### WHAT TO DO
Word for word, print out all of the data, omitting every image.

** Opening EXTRACTED MATERIAL block **

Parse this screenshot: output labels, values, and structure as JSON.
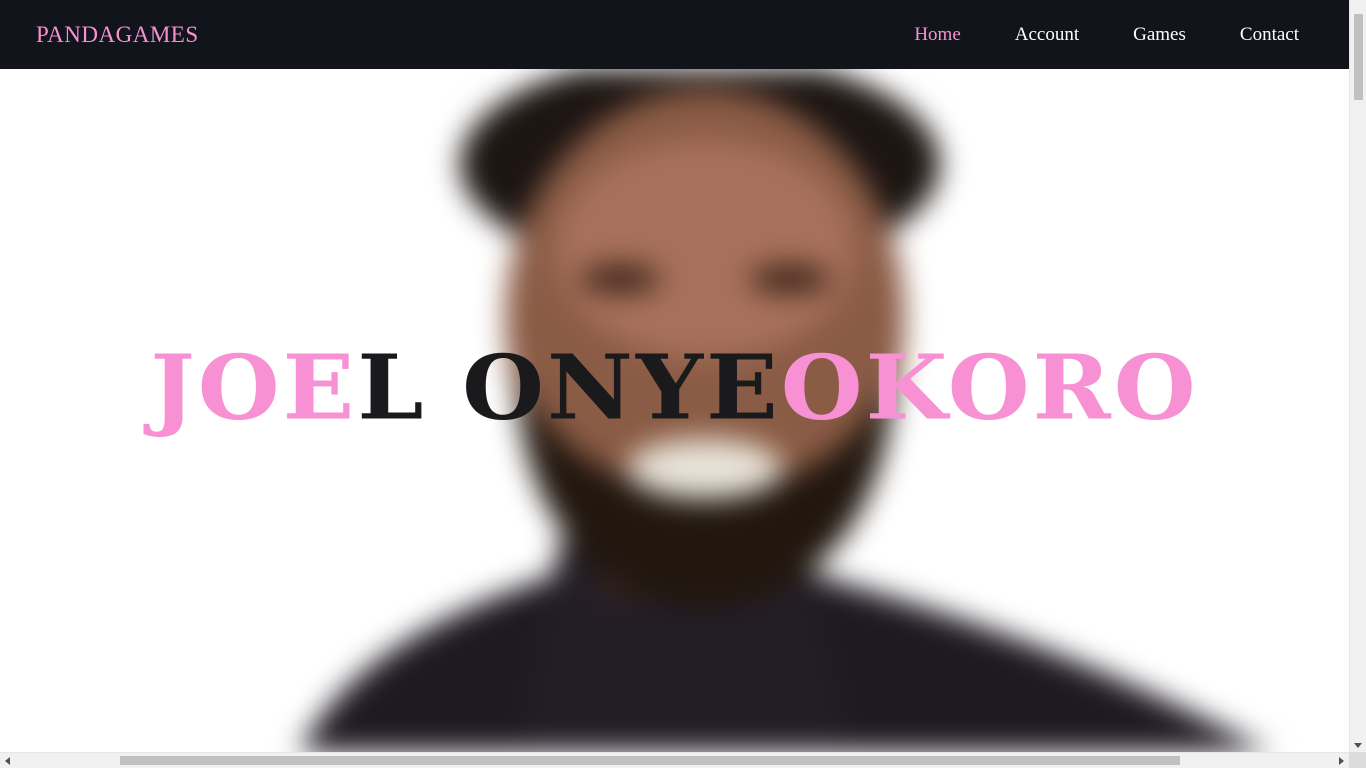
{
  "navbar": {
    "brand": "PANDAGAMES",
    "links": [
      {
        "label": "Home",
        "active": true
      },
      {
        "label": "Account",
        "active": false
      },
      {
        "label": "Games",
        "active": false
      },
      {
        "label": "Contact",
        "active": false
      }
    ]
  },
  "hero": {
    "title_segments": [
      {
        "text": "JOE",
        "color": "pink"
      },
      {
        "text": "L ONYE",
        "color": "dark"
      },
      {
        "text": "OKORO",
        "color": "pink"
      }
    ],
    "background_image": "blurred-portrait-smiling-man"
  },
  "colors": {
    "accent_pink": "#f791d3",
    "navbar_bg": "#12141c",
    "dark_text": "#1a1a1c"
  },
  "icons": {
    "scroll_up": "chevron-up-icon",
    "scroll_down": "chevron-down-icon",
    "scroll_left": "chevron-left-icon",
    "scroll_right": "chevron-right-icon"
  }
}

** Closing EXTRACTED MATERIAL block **

### PROBLEM SOLUTION
Parse this screenshot: output labels, values, and structure as JSON.
{
  "navbar": {
    "brand": "PANDAGAMES",
    "links": [
      {
        "label": "Home",
        "active": true
      },
      {
        "label": "Account",
        "active": false
      },
      {
        "label": "Games",
        "active": false
      },
      {
        "label": "Contact",
        "active": false
      }
    ]
  },
  "hero": {
    "title_segments": [
      {
        "text": "JOE",
        "color": "pink"
      },
      {
        "text": "L ONYE",
        "color": "dark"
      },
      {
        "text": "OKORO",
        "color": "pink"
      }
    ],
    "background_image": "blurred-portrait-smiling-man"
  },
  "colors": {
    "accent_pink": "#f791d3",
    "navbar_bg": "#12141c",
    "dark_text": "#1a1a1c"
  },
  "icons": {
    "scroll_up": "chevron-up-icon",
    "scroll_down": "chevron-down-icon",
    "scroll_left": "chevron-left-icon",
    "scroll_right": "chevron-right-icon"
  }
}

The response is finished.